My favorite agile software development topic of them all — tools. More specifically, agile project management tools. If you’re old school, you bust out some index cards, some butcher paper, some writing utensils, and you get to work. If you’re trying to use one of the simplest of agile project management software tools (that most are introduced to as part of their Scrum training), then you open up an Excel template. If you’re looking for something a bit more comprehensive or even just a little more automated, then you do a search on Google for “agile project management software”. You click around, see quite a few options, look at some screenshots, screencasts, and likely research mailing lists and blogs to see what people think of these tools.
At some point you’re likely tempted by some vendors making amazing promises. These vendors aren’t simply selling software project management tools; they’re selling you the keys to enterprise enlightenment. They show screen after screen packed full of nondescript icons, drop down menus, and incredibly detailed forms that make you wonder how you got by in the past without tracking all that information. They integrate with version control systems, integrated development environments, issue trackers, testing tools, portfolio management systems; some will even have integration with customer relation management systems. What more could you want? A lot more. Actually, a lot less. But, as the saying goes, “less is more.”
The problem I see with a number of the agile project management software offerings available today is that they have lost sight of what it is to be agile, at least when it comes to managing their own products. It seems like these solutions are trying to be all things to all people. Featuritis has hit these products in the worst way. I think the UI designers of these products were forced to get their daily dose of inspiration through slide shows of Enterprise Resource Planning (ERP) software screen shots and other “enterprisey” offerings that cause many of their users to go home each night wondering why they can’t master the art of using the software to get their jobs done more efficiently.
Beyond the usability issues I see with this new breed of agile project management tools and the attempt to “be all things to all people”, I think these tools are missing the mark in an even bigger way. If you want to provide the ultimate agile project management software, then you might as well leap frog the old project management tools by looking at what the open source community is doing and using. The offerings by sites like java.net, Sourceforge, and many other open source project hosting sites are where these agile project management vendors likely need to turn their attention to. There is a reason tools like Trac, Redmine, and others are utilized by more and more open source projects to manage development of the software. These tools acknowledge the need to manage the software development process in a distributed environment where there can be many contributors and many users. The focus of these tools does not start with a project manager view of the world, but rather with a project contributor and user focus. This means that an issue tracker becomes the central nervous system. Version control is a first class citizen, not something you leave for third party integrations. Mailing lists, forums, and RSS/ATOM feeds are often key features in these open source software project management tools.

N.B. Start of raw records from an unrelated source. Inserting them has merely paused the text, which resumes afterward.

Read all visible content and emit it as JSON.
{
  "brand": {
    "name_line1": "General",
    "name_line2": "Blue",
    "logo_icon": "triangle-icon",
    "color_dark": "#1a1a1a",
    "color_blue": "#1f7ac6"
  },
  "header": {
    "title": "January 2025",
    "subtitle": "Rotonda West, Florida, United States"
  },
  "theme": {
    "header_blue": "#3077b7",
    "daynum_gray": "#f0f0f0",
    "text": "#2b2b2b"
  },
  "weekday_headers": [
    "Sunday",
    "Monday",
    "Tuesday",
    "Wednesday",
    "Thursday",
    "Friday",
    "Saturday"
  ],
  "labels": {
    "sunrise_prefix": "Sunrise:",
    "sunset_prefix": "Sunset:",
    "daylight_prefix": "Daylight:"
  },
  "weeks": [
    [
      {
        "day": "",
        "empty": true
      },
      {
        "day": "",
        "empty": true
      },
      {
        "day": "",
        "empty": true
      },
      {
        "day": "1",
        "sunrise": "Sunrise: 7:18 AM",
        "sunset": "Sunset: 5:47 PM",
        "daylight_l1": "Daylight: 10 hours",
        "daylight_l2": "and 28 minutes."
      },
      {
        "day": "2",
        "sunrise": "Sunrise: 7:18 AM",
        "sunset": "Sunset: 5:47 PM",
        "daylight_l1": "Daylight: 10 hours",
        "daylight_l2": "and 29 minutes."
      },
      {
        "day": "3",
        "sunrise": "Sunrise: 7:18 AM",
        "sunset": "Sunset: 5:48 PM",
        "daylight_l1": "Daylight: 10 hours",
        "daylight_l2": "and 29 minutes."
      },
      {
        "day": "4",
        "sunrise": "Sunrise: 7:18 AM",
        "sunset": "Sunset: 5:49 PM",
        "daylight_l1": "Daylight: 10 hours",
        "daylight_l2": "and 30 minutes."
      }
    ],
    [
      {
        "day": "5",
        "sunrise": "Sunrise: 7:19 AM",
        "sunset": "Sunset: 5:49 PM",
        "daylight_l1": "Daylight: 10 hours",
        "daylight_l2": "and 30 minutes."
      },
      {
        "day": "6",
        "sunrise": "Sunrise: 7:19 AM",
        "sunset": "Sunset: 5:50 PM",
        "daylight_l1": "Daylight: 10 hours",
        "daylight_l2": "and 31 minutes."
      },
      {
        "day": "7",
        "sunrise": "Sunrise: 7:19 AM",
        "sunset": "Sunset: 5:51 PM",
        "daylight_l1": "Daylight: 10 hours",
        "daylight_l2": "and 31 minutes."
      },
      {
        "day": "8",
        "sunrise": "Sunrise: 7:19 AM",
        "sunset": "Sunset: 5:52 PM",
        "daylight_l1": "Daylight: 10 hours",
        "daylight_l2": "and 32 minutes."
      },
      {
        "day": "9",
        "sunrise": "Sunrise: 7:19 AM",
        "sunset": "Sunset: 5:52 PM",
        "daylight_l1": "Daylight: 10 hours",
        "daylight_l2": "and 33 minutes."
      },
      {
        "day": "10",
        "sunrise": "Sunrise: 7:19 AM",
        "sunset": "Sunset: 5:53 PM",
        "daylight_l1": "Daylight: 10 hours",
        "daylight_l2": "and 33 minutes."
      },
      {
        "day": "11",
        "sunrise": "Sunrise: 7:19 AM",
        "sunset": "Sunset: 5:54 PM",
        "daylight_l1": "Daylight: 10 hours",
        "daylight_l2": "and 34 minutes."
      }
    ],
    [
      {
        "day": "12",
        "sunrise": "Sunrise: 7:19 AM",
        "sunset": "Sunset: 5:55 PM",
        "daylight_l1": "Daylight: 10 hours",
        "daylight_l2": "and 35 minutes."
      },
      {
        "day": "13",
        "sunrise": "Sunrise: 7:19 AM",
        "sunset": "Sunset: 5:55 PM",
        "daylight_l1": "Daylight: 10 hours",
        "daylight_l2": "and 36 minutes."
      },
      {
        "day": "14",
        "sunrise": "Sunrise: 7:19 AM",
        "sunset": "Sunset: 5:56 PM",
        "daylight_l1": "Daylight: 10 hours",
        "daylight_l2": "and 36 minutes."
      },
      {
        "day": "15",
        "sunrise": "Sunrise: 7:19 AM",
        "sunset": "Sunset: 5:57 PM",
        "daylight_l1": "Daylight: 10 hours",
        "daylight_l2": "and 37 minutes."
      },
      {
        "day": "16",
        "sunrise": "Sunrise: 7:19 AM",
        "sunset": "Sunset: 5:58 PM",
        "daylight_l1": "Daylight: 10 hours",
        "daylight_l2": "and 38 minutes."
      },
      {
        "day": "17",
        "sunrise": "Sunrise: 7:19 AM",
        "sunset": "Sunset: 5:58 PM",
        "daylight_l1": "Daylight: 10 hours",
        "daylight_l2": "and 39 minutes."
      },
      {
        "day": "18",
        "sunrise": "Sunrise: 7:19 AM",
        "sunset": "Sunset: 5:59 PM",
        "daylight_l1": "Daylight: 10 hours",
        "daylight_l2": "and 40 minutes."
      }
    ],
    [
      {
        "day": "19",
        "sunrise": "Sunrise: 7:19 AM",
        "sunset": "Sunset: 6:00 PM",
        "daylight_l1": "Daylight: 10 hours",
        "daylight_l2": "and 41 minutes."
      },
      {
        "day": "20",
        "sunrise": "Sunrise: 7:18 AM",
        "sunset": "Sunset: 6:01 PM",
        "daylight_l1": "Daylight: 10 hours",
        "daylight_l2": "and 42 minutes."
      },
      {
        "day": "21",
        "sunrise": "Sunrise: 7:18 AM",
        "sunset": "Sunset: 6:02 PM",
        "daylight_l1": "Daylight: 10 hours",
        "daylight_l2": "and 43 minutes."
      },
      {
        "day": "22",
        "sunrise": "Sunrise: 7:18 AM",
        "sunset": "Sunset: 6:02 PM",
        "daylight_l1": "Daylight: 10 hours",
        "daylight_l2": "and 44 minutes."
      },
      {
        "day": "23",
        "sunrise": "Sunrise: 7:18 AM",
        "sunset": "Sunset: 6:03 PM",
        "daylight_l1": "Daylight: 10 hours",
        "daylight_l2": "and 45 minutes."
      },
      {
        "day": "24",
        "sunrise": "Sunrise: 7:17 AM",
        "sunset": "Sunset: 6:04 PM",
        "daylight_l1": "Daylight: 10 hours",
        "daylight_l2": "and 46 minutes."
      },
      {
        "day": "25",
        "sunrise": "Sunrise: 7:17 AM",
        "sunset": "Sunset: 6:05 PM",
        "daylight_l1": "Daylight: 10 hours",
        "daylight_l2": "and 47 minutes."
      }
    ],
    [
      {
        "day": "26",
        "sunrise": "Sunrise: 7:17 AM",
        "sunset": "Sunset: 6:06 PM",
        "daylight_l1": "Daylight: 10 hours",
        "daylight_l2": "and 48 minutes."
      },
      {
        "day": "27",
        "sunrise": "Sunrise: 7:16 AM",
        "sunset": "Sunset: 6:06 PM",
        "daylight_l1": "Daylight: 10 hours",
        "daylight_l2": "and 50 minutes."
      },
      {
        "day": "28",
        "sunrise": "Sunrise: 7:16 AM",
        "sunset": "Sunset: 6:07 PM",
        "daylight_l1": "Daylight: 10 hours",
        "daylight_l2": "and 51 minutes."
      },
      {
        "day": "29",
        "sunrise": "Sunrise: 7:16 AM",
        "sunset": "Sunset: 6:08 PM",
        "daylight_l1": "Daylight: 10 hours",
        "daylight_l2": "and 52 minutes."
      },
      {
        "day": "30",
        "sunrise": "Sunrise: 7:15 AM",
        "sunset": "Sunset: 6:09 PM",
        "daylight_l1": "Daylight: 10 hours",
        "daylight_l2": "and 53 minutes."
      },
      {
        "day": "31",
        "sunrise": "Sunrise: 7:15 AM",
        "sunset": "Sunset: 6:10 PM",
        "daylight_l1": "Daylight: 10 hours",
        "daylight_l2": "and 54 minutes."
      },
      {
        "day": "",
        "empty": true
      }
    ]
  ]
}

I will admit to being biased in this post. I am not a fan (in general) of most software that is aimed at the “enterprise.” I believe that many of the best practices in open source software development should be adopted by agile tool vendors looking to address the problems faced by those involved with software development projects. I’ve held off writing a post about agile project management tools for over a year now, but after recently re-evaluating the options out there I felt it was time to give my thoughts on the topic. It’s a way more popular topic than it should be in my opinion. It’s much easier to talk about the merits of one tool over another than it is to address the more difficult (and more critical) challenges involving changes required in human behaviours.